For Release: April 13, 2018 – Jamie Dukes, Office of Communications (405) 271-5601
The Oklahoma State Department of Health (OSDH) joined efforts with the U.S. Department of Health and Human Services in the agency’s largest patient movement exercise in history. The purpose of the exercise was to test the nationwide ability to move patients with highly infectious diseases safely to regional treatment centers when state capacity is exceeded.
Scott Sproat is the director of the Emergency Preparedness and Response Service at the OSDH. He said it is important for Oklahomans to know the state’s medical system is capable of handling patients with infectious diseases such as Ebola in a real-world incident.
“This exercise is just one component of the process,” said Sproat. “It allows us to practice transporting a patient out of state to a regional treatment center in the event the Bio-Containment Unit at OU Medical Center is at a maximum capacity. Oklahomans should feel confident we have the resources to treat a patient here if necessary.”
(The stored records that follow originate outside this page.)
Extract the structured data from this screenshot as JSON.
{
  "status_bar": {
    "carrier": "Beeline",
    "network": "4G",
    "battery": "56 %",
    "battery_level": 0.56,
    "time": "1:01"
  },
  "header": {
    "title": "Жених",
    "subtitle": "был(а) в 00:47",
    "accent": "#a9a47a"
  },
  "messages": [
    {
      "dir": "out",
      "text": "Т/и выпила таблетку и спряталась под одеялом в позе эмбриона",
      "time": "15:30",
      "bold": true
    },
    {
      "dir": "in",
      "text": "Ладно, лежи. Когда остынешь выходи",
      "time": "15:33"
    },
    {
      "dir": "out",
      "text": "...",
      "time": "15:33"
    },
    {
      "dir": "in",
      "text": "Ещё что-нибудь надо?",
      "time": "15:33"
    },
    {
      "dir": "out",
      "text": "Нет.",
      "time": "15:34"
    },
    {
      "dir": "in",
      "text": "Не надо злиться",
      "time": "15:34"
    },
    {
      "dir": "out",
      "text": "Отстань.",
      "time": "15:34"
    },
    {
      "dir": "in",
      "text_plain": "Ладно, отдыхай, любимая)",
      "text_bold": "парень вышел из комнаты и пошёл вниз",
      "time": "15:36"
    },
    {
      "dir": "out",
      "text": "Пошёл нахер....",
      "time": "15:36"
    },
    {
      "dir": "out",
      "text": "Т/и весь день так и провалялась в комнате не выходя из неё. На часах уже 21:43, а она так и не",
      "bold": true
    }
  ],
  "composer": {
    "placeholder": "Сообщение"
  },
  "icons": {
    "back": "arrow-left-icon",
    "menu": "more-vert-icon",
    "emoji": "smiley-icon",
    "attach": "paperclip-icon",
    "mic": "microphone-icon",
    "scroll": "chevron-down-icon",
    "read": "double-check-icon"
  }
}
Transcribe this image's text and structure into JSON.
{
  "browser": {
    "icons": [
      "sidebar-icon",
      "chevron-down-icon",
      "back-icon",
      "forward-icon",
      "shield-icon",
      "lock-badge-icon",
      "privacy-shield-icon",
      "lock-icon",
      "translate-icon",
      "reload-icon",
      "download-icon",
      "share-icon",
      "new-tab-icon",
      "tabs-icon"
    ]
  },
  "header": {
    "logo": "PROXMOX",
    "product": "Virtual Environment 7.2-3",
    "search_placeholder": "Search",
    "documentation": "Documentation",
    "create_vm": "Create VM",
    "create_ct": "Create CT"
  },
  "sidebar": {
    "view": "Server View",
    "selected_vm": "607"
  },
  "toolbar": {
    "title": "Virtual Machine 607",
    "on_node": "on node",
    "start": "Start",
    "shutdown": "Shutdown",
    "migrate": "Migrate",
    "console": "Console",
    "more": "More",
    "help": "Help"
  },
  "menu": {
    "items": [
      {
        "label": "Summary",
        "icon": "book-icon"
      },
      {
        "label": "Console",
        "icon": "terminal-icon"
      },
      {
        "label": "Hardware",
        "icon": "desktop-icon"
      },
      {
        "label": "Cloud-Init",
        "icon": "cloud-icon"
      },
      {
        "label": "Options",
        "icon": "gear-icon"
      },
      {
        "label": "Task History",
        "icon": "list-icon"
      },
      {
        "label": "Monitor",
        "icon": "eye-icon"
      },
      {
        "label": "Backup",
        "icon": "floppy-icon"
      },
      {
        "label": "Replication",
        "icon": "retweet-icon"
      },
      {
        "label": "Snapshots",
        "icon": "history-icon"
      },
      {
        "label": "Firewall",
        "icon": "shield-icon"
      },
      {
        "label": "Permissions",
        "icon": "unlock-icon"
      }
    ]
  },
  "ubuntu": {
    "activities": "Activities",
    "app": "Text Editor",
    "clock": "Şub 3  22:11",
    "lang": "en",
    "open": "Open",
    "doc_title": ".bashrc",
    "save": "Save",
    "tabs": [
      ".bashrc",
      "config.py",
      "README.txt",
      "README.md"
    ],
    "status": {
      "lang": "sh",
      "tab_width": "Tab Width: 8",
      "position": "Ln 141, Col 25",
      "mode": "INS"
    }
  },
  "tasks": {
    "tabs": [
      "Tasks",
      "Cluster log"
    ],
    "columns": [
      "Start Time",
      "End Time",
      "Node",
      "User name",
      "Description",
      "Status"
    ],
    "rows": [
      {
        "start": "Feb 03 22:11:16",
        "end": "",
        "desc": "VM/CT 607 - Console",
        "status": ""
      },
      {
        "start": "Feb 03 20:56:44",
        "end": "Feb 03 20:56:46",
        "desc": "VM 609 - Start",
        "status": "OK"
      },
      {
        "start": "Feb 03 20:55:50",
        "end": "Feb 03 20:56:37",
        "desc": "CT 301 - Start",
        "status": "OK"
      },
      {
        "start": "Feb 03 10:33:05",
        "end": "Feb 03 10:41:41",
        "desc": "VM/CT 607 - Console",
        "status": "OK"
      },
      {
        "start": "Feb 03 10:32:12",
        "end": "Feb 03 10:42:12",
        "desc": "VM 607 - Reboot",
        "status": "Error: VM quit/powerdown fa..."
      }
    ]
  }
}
Throughout the exercise, participants react as if the incident was real. They take the necessary actions and employ the appropriate resources to manage and protect the patients, the workforce and the environment, and safely transport the patients.
Oklahoma was only one segment of a national exercise scenario where seven people acted as patients with Ebola symptoms in different regions of the country. The “patient” in the local scenario presented themselves at Norman Regional Hospital where health care workers practiced collecting and shipping samples for diagnostic testing to the OSDH Public Health Lab, which is the only laboratory in the state approved to run the necessary tests to diagnose patients with Ebola.
The scenario confirmed the patient with a diagnosis of Ebola. Health care workers and emergency responders from EMSA then practiced using isolation techniques and personal protective equipment while transporting the patient to a medically equipped aircraft at Will Rogers World Airport. The patient was then taken by air to a regional treatment center at the University of Texas Medical Branch in Galveston, Texas.
Upon completion of the exercise, participants gather to assess the exercise, compare actions across the country, and share best practices for moving patients with highly infectious diseases.